Freddy Freeman is unimpressed by the quality of enemies Billy Batson is fighting as the supercharged hero Shazam.
Freddy says that with the power at his command, Shazam should be thinking bigger, prompting Billy to go looking for more impressive villains.
And soon, he’s face to sackcloth face with Batman’s scariest scoundrel, the Scarecrow.
Of course, beating this baddie isn’t as simple as Billy reckons it will be – Jonathan Crane, the Scarecrow, is barking mad, but he’s also one of the smartest men in Gotham. And his fear gas can get into Billy’s magically tough body. How will the World’s Mightiest Mortal react when he’s faced with his greatest fears? And will Batman chew the boy hero out when he inevitably arrives on the scene?

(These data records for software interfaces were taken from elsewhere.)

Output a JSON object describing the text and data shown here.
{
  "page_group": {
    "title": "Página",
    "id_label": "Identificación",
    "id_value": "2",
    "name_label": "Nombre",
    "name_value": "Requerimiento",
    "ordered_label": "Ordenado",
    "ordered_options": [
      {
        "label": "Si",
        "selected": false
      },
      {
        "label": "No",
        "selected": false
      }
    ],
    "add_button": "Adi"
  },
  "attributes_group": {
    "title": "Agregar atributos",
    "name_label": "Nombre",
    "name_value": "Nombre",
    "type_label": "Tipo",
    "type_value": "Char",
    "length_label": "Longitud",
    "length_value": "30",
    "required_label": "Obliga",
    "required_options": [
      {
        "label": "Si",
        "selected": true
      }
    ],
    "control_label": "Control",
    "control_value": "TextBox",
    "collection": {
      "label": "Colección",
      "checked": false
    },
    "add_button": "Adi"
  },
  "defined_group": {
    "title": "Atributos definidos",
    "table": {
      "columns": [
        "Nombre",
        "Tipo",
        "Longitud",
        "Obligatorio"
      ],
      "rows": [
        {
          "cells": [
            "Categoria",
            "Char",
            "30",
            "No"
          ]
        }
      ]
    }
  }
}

That last question is answered as artist Brandon Peterson and colourist Mike Atiyeh present probably the best entrance by the Caped Crusader in years. It’s a powerful piece of pure Pop Art which I won’t show here because context is sometimes king. And I want to persuade any potential buyers to shell out a few quid for this wonderful fill-in issue.
I’m old enough to remember Marvel Comics in the Seventies, when the Dreaded Deadline Doom came more often than the milkman. Seemingly every creative team regularly fell behind, necessitating a reprint with, if we were lucky, a hurriedly put-together new framing sequence. Things got so bad that editor-in-chief Marv Wolfman was forced to come up with a rather ingenious solution. Still, a fill-in was rarely a series highlight.
Well, this is my favourite issue of Shazam to date. The series began with a February 2019 cover date and it’s been regularly late; I guess editor Mike Cotton, perhaps with regular writer Geoff Johns, decided to build in a bit of breathing room for Johns and his various artist collaborators and commissioned this surprise story.
And the result is fantastic. Guest writer Jeff Loveness gives us a fast-paced, funny done-in-one that doesn’t stint on the action. The banter between Billy and Freddy is adorable, Shazam’s enthusiasm for Gotham City entirely understandable – he doesn’t live there – and Batman and the Scarecrow are on fine form. Plus, blimps.
After the fight there’s a terrific scene that provides a nice insight into Billy and demonstrates that while Batman is a serious fellow, he isn’t always a pillock to visiting peers. Loveness has been producing a lot of entertaining shorts for DC and Marvel; it’s time someone gave him a shot at a series.
And the art is, as you can see, stunning. Peterson’s storytelling is wonderful, his cityscapes sweeping, his heroes majestic. As for the villains, come on, what’s wrong with Freddy Freeman that he doesn’t find even the idea of a Crocodile Man in a business suit awesome? To be fair, after seeing him in action he admits to the glory that is Herkimer.
The only thing I’m not keen on is Peterson’s choice to surround everyone with keylines. They make the figures pop, but in a distracting way.
Atiyeh’s colours add tremendously to the visual experience, helping evoke a world of wonder, while Rob Leigh’s letters are, as ever, a treat; I included the credits page partly so you could see his terrific title treatment, which takes me right back to the Art Deco feel of Jerry Ordway’s landmark Power of Shazam series.
The cover is drawn and coloured by Peterson and it is, you will notice, rather excellent.
I’ve been enjoying Geoff John’s ongoing Magiclands storyline, but if you just want an inconsequential, but not insubstantial, fun feature starring a hero you can squint and pretend is the Original Captain Marvel, don’t miss this issue.